New camera design can identify threats faster and using less memory

Elon Musk, back in October 2021, tweeted that “humans drive with eyes and biological neural networks, so silicon cameras and neural networks are the only way to achieve a widespread solution to autonomous driving.” The problem with his logic has been that human eyes are much better than RGB cameras at detecting fast-moving objects and estimating distances. Our brains have also far outperformed all artificial neural networks in overall processing of visual information.

To close this gap, a team of scientists at the University of Zurich developed a new in-car object detection system that brings the performance of digital cameras much closer to the human eye. “Unofficial sources say that Tesla uses multiple Sony IMX490 cameras with 5.4 megapixel resolution that [capture] up to 45 frames per second, which translates into a perceptual latency of 22 milliseconds. Comparing [these] By combining only cameras with our solution, we already see a 100-fold reduction in perception latency,” says Daniel Gehrig, researcher at the University of Zurich and lead author of the study.

Replicating human vision

When a pedestrian suddenly jumps in front of your car, several things must happen before a driver assistance system initiates emergency braking. First of all, the pedestrian must be captured in images taken by a camera. The time this takes is called perceptual latency: it is a delay between the existence of a visual stimulus and its appearance in the reading of a sensor. The read must then reach a processing unit, which adds network latency of around 4 milliseconds.

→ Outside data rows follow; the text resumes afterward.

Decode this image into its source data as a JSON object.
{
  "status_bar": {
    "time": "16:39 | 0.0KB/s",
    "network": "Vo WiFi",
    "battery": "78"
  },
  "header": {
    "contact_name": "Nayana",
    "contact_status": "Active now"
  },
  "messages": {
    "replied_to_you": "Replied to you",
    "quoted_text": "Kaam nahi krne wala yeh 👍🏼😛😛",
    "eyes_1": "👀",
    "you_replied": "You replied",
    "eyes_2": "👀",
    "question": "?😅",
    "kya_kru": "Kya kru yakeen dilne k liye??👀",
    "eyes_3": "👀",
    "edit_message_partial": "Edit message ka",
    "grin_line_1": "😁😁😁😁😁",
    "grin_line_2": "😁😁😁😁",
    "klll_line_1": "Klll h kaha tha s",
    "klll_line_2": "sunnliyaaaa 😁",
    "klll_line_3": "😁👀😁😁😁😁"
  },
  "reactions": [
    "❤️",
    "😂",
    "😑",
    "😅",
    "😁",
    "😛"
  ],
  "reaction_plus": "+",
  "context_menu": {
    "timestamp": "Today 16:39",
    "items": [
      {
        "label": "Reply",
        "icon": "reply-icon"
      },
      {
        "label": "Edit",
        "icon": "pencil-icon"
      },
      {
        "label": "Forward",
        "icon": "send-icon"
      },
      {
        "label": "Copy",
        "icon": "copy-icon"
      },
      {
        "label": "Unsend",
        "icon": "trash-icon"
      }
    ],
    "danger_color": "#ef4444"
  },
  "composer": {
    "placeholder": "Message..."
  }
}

The processing to classify the image of a pedestrian also requires precious milliseconds. Once this is done, the detection is passed to a decision-making algorithm, which takes some time to decide to hit the brakes; All of this processing is known as computational latency. In general, reaction time ranges from 0.1 to half a second. If the pedestrian travels at 12 km/h, he would travel between 0.3 and 1.7 meters in this time. Your car, if you drive at 50 km/h, would travel between 1.4 and 6.9 meters. In a close range encounter, this means you will most likely hit them.

Gehrig and Davide Scaramuzza, a professor at the University of Zurich and co-author of the study, aimed to shorten these reaction times by reducing perceptual and computational latencies.

The easiest way to reduce the former was to use standard high-speed cameras that simply record more frames per second. But even with a 30 to 45 fps camera, a self-driving car would generate almost 40 terabytes of data per hour. Installing something that significantly reduces perceptual latency, such as a 5,000 fps camera, would overwhelm a car’s on-board computer in an instant: computational latency would skyrocket.

So the Swiss team used something called an “event camera,” which mimics the way biological eyes work. “Compared to a frame-based video camera, which records dense images at a fixed rate (frames per second), event cameras contain independent smart pixels that only measure brightness changes,” explains Gehrig. Each of these pixels starts with a set brightness level. When the brightness change exceeds a certain threshold, the pixel registers an event and sets a new reference brightness level. All pixels in the event camera do this continuously, and each recorded event appears as a dot on an image.

This makes event cameras particularly good at detecting high-speed motion and allows them to do so using much less data. The problem with putting them in cars has been that they had trouble detecting things that were moving slowly or not moving at all relative to the camera. To solve this, Gehrig and Scaramuzza opted for a hybrid system, in which an event camera was combined with a traditional one.

Leave a Comment